The year that my father died, I took him three Christmas gifts.
He was living alone at the time, quite depressed, and although we didn’t normally exchange gifts I thought a few little presents might cheer him up a little.
He was mortified when he saw the (poorly) wrapped presents and protested, “But I didn’t get you anything!”
“I don’t need anything. Just open ’em.”
He hesitated for a moment and then opened the first. It was a CD of Chopin’s nocturnes. He nodded and said, “Thanks. I like Chopin.”
“Yeah, so do I.”
“I know you do, because I’m the one that introduced you to him.”
You’re welcome, dad.
The second was also a CD. This one was “Cure for Pain” by Morphine.
He looked at me over his glasses and said, “Morphine? What the f— is this?”
“Just listen to it. You might like it.”
He stared at me for a moment longer and put the disc aside. “Alright. I’ll listen to it later.”
Then, the third gift. This one I had been saving since the previous spring; I was especially proud of it, and it was difficult to hold on to it for so long.
I’d gone to Drumcliff on Daffodil Day and made a charcoal rubbing of the gravestone of W. B. Yeats. Just his name.
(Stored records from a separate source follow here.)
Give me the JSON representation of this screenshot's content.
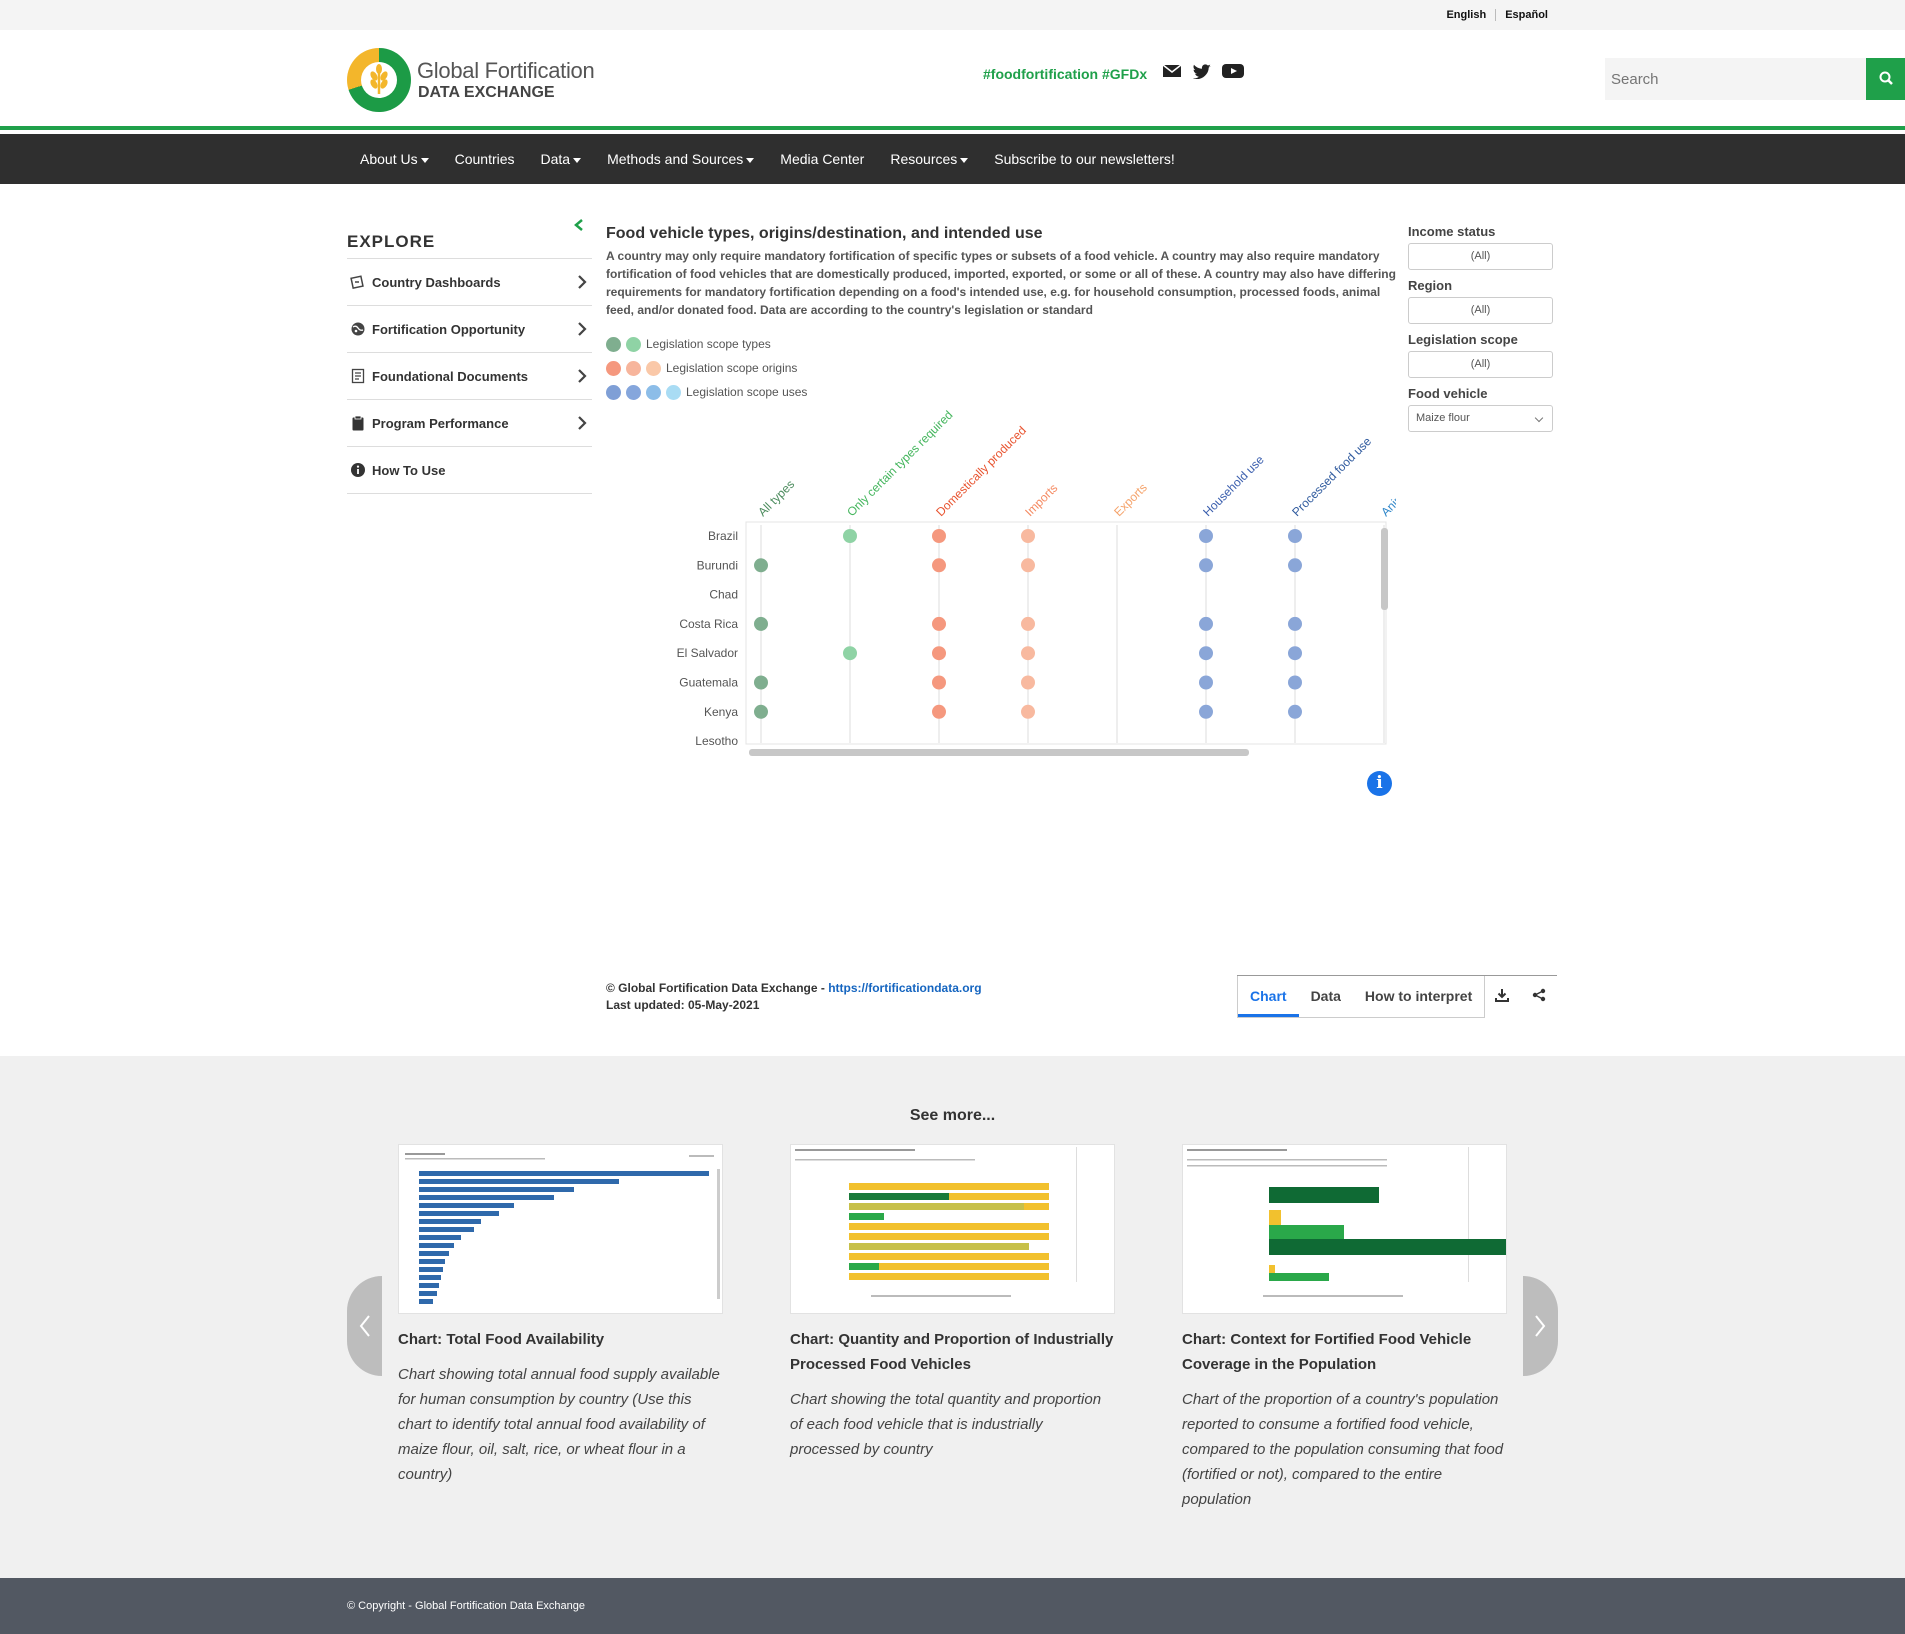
{
  "lang": {
    "english": "English",
    "espanol": "Español"
  },
  "header": {
    "logo_line1": "Global Fortification",
    "logo_line2": "DATA EXCHANGE",
    "hashtags": "#foodfortification #GFDx",
    "search_placeholder": "Search"
  },
  "nav": {
    "items": [
      {
        "label": "About Us",
        "dropdown": true
      },
      {
        "label": "Countries",
        "dropdown": false
      },
      {
        "label": "Data",
        "dropdown": true
      },
      {
        "label": "Methods and Sources",
        "dropdown": true
      },
      {
        "label": "Media Center",
        "dropdown": false
      },
      {
        "label": "Resources",
        "dropdown": true
      },
      {
        "label": "Subscribe to our newsletters!",
        "dropdown": false
      }
    ]
  },
  "sidebar": {
    "heading": "EXPLORE",
    "items": [
      {
        "label": "Country Dashboards",
        "icon": "dashboard-icon",
        "chevron": true
      },
      {
        "label": "Fortification Opportunity",
        "icon": "globe-icon",
        "chevron": true
      },
      {
        "label": "Foundational Documents",
        "icon": "document-icon",
        "chevron": true
      },
      {
        "label": "Program Performance",
        "icon": "clipboard-icon",
        "chevron": true
      },
      {
        "label": "How To Use",
        "icon": "info-icon",
        "chevron": false
      }
    ]
  },
  "main": {
    "title": "Food vehicle types, origins/destination, and intended use",
    "description": "A country may only require mandatory fortification of specific types or subsets of a food vehicle. A country may also require mandatory fortification of food vehicles that are domestically produced, imported, exported, or some or all of these. A country may also have differing requirements for mandatory fortification depending on a food's intended use, e.g. for household consumption, processed foods, animal feed, and/or donated food. Data are according to the country's legislation or standard",
    "legend": [
      {
        "label": "Legislation scope types",
        "colors": [
          "#7fae8f",
          "#8fd3a5"
        ]
      },
      {
        "label": "Legislation scope origins",
        "colors": [
          "#f5987e",
          "#f7b59c",
          "#fac8a8"
        ]
      },
      {
        "label": "Legislation scope uses",
        "colors": [
          "#7f9fd6",
          "#85a6dc",
          "#8cbde8",
          "#a9dcf4"
        ]
      }
    ]
  },
  "chart_data": {
    "type": "scatter",
    "columns": [
      {
        "label": "All types",
        "color": "#4c8c5e",
        "dot": "#7fae8f"
      },
      {
        "label": "Only certain types required",
        "color": "#43b55c",
        "dot": "#8fd3a5"
      },
      {
        "label": "Domestically produced",
        "color": "#e8532f",
        "dot": "#f5987e"
      },
      {
        "label": "Imports",
        "color": "#f58a62",
        "dot": "#f8b99f"
      },
      {
        "label": "Exports",
        "color": "#f5a36b",
        "dot": "#fac8a8"
      },
      {
        "label": "Household use",
        "color": "#3b5fae",
        "dot": "#8aa6d8"
      },
      {
        "label": "Processed food use",
        "color": "#2f5a9e",
        "dot": "#8aa6d8"
      },
      {
        "label": "Anim",
        "color": "#2f86c9",
        "dot": "#8cbde8"
      }
    ],
    "rows": [
      {
        "country": "Brazil",
        "values": [
          0,
          1,
          1,
          1,
          0,
          1,
          1,
          0
        ]
      },
      {
        "country": "Burundi",
        "values": [
          1,
          0,
          1,
          1,
          0,
          1,
          1,
          0
        ]
      },
      {
        "country": "Chad",
        "values": [
          0,
          0,
          0,
          0,
          0,
          0,
          0,
          0
        ]
      },
      {
        "country": "Costa Rica",
        "values": [
          1,
          0,
          1,
          1,
          0,
          1,
          1,
          0
        ]
      },
      {
        "country": "El Salvador",
        "values": [
          0,
          1,
          1,
          1,
          0,
          1,
          1,
          0
        ]
      },
      {
        "country": "Guatemala",
        "values": [
          1,
          0,
          1,
          1,
          0,
          1,
          1,
          0
        ]
      },
      {
        "country": "Kenya",
        "values": [
          1,
          0,
          1,
          1,
          0,
          1,
          1,
          0
        ]
      },
      {
        "country": "Lesotho",
        "values": [
          0,
          0,
          0,
          0,
          0,
          0,
          0,
          0
        ]
      }
    ]
  },
  "filters": {
    "income_label": "Income status",
    "income_value": "(All)",
    "region_label": "Region",
    "region_value": "(All)",
    "scope_label": "Legislation scope",
    "scope_value": "(All)",
    "vehicle_label": "Food vehicle",
    "vehicle_value": "Maize flour"
  },
  "credits": {
    "copyright": "© Global Fortification Data Exchange - ",
    "link": "https://fortificationdata.org",
    "updated": "Last updated: 05-May-2021"
  },
  "tabs": {
    "chart": "Chart",
    "data": "Data",
    "how": "How to interpret"
  },
  "info_glyph": "i",
  "seemore": {
    "title": "See more...",
    "cards": [
      {
        "title": "Chart: Total Food Availability",
        "desc": "Chart showing total annual food supply available for human consumption by country (Use this chart to identify total annual food availability of maize flour, oil, salt, rice, or wheat flour in a country)"
      },
      {
        "title": "Chart: Quantity and Proportion of Industrially Processed Food Vehicles",
        "desc": "Chart showing the total quantity and proportion of each food vehicle that is industrially processed by country"
      },
      {
        "title": "Chart: Context for Fortified Food Vehicle Coverage in the Population",
        "desc": "Chart of the proportion of a country's population reported to consume a fortified food vehicle, compared to the population consuming that food (fortified or not), compared to the entire population"
      }
    ]
  },
  "footer": {
    "copyright": "© Copyright - Global Fortification Data Exchange"
  }
}
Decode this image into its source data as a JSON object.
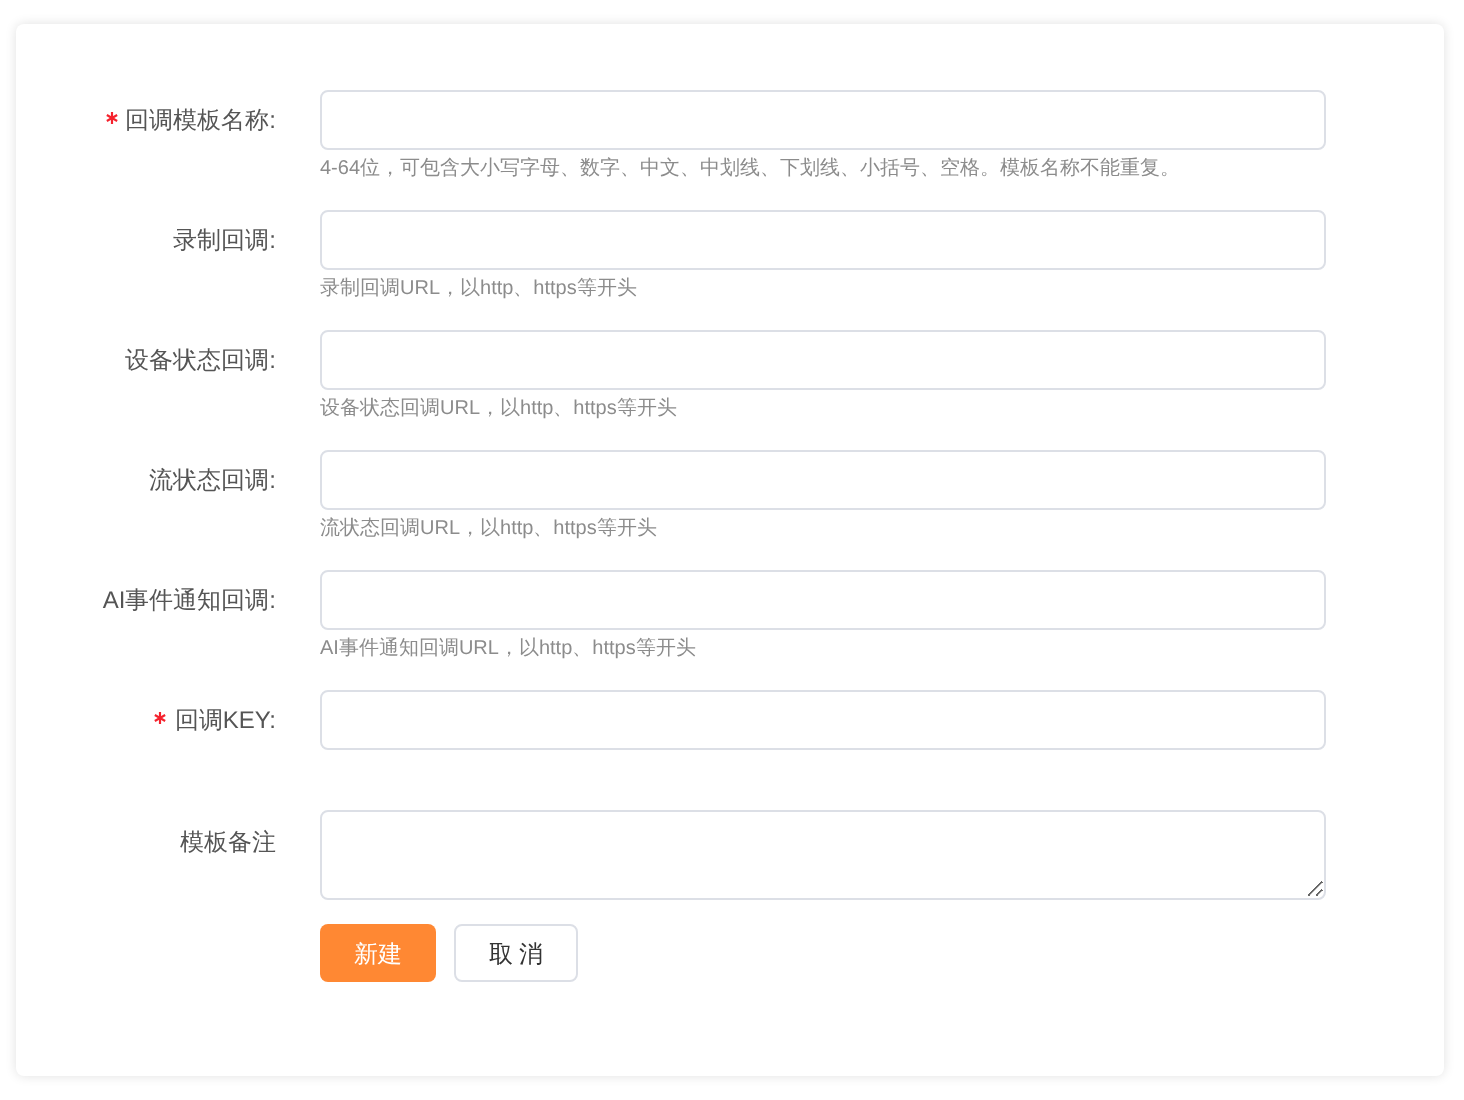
{
  "fields": [
    {
      "kind": "input",
      "label": "回调模板名称:",
      "required": true,
      "hint": "4-64位，可包含大小写字母、数字、中文、中划线、下划线、小括号、空格。模板名称不能重复。"
    },
    {
      "kind": "input",
      "label": "录制回调:",
      "required": false,
      "hint": "录制回调URL，以http、https等开头"
    },
    {
      "kind": "input",
      "label": "设备状态回调:",
      "required": false,
      "hint": "设备状态回调URL，以http、https等开头"
    },
    {
      "kind": "input",
      "label": "流状态回调:",
      "required": false,
      "hint": "流状态回调URL，以http、https等开头"
    },
    {
      "kind": "input",
      "label": "AI事件通知回调:",
      "required": false,
      "hint": "AI事件通知回调URL，以http、https等开头"
    },
    {
      "kind": "input",
      "label": "回调KEY:",
      "required": true
    },
    {
      "kind": "textarea",
      "label": "模板备注",
      "required": false
    }
  ],
  "buttons": [
    {
      "label": "新建",
      "kind": "primary"
    },
    {
      "label": "取 消",
      "kind": "default"
    }
  ]
}
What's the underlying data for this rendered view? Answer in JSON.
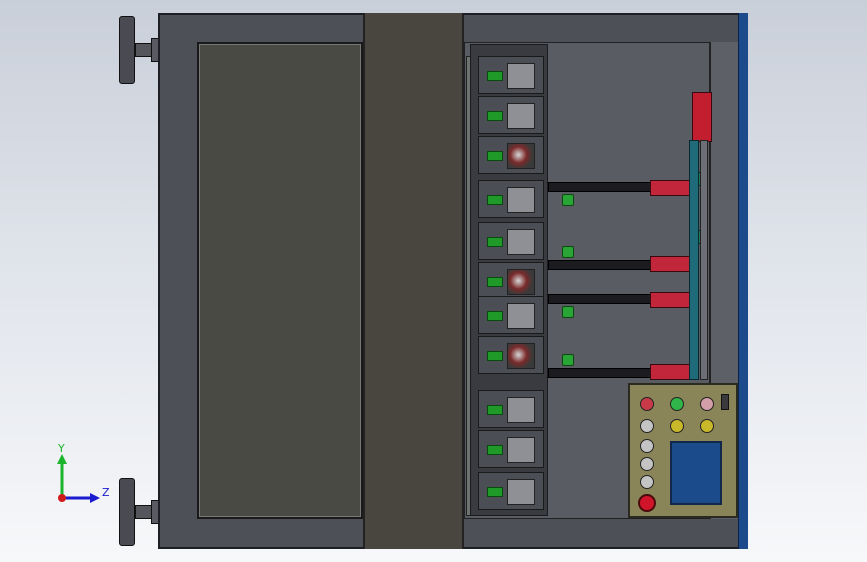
{
  "axes_triad": {
    "y_label": "Y",
    "z_label": "Z",
    "colors": {
      "y": "#1bb52c",
      "z": "#1b1bd0",
      "x": "#d01b1b"
    }
  },
  "colors": {
    "background_top": "#c9cfd9",
    "frame": "#4e5058",
    "accent_blue": "#1d4a8a",
    "cylinder_red": "#c1263a",
    "sensor_green": "#1f9a28",
    "control_box": "#8a8459"
  },
  "control_panel": {
    "buttons": [
      {
        "color": "red",
        "icon": "button-icon"
      },
      {
        "color": "green",
        "icon": "button-icon"
      },
      {
        "color": "pink",
        "icon": "button-icon"
      },
      {
        "color": "white",
        "icon": "button-icon"
      },
      {
        "color": "yellow",
        "icon": "button-icon"
      },
      {
        "color": "yellow",
        "icon": "button-icon"
      },
      {
        "color": "white",
        "icon": "button-icon"
      },
      {
        "color": "white",
        "icon": "button-icon"
      },
      {
        "color": "white",
        "icon": "button-icon"
      }
    ],
    "emergency_stop": {
      "color": "red",
      "icon": "emergency-stop-icon"
    },
    "screen_icon": "hmi-screen-icon"
  },
  "handles": [
    {
      "icon": "handwheel-icon"
    },
    {
      "icon": "handwheel-icon"
    }
  ]
}
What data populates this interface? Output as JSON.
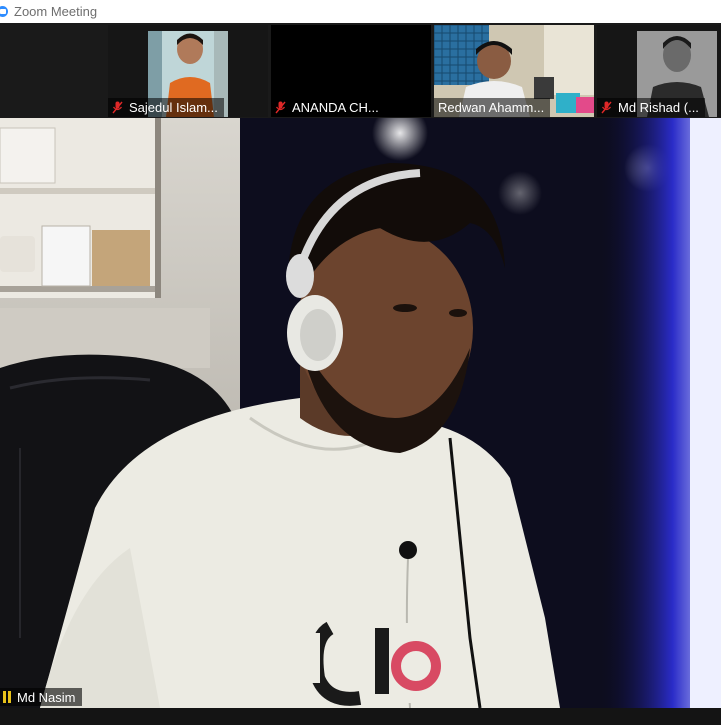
{
  "window": {
    "title": "Zoom Meeting"
  },
  "participants": [
    {
      "name": "Sajedul Islam...",
      "muted": true,
      "video": true
    },
    {
      "name": "ANANDA CH...",
      "muted": true,
      "video": false
    },
    {
      "name": "Redwan Ahamm...",
      "muted": false,
      "video": true
    },
    {
      "name": "Md Rishad (...",
      "muted": true,
      "video": true
    }
  ],
  "speaker": {
    "name": "Md Nasim",
    "audio_icon": "audio-level-icon"
  },
  "colors": {
    "accent": "#2d8cff",
    "mute_red": "#e02828",
    "audio_yellow": "#e8c21a"
  }
}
I then painstakingly wrote around the rubbing the final lines of “Under Ben Bulben”;
“Under bare Bulben’s head
In Drumcliff churchyard Yeats is laid.
An ancestor was rector there
Long years ago, a church stands near,
By the road, an ancient cross.
No marble, no conventional phrase;
On limestone quarried near the spot
By his command these words are cut;
Cast a cold eye
On life, on death.
Horseman, pass by!”
I put it in a frame. I thought he’d be delighted.
And he was. When he saw the charcoal rubbing, he grinned from ear to ear; his eyes watered a little, and then he began reading the poem. He was silent for a while, and then said;
“Thank you. This is great. But you really need to work on your poetry.”
I couldn’t contain myself and started laughing.
“It’s Yeats, dad! ”
To his credit, he showed only a second of embarrassment before saying, “I know that, you sonofabitch! Yeats needed to work on his poetry, too!”
Too late for Yeats.
A couple of days later, he rang me up.
“You know, that Morphine album isn’t half bad; some of it reminds me of Leonard Cohen. There’s a poet for you.”
“Yeah, I like Leonard Cohen.”
“I know you do, because I introduced you to him.”
You’re welcome, dad.
And thank you.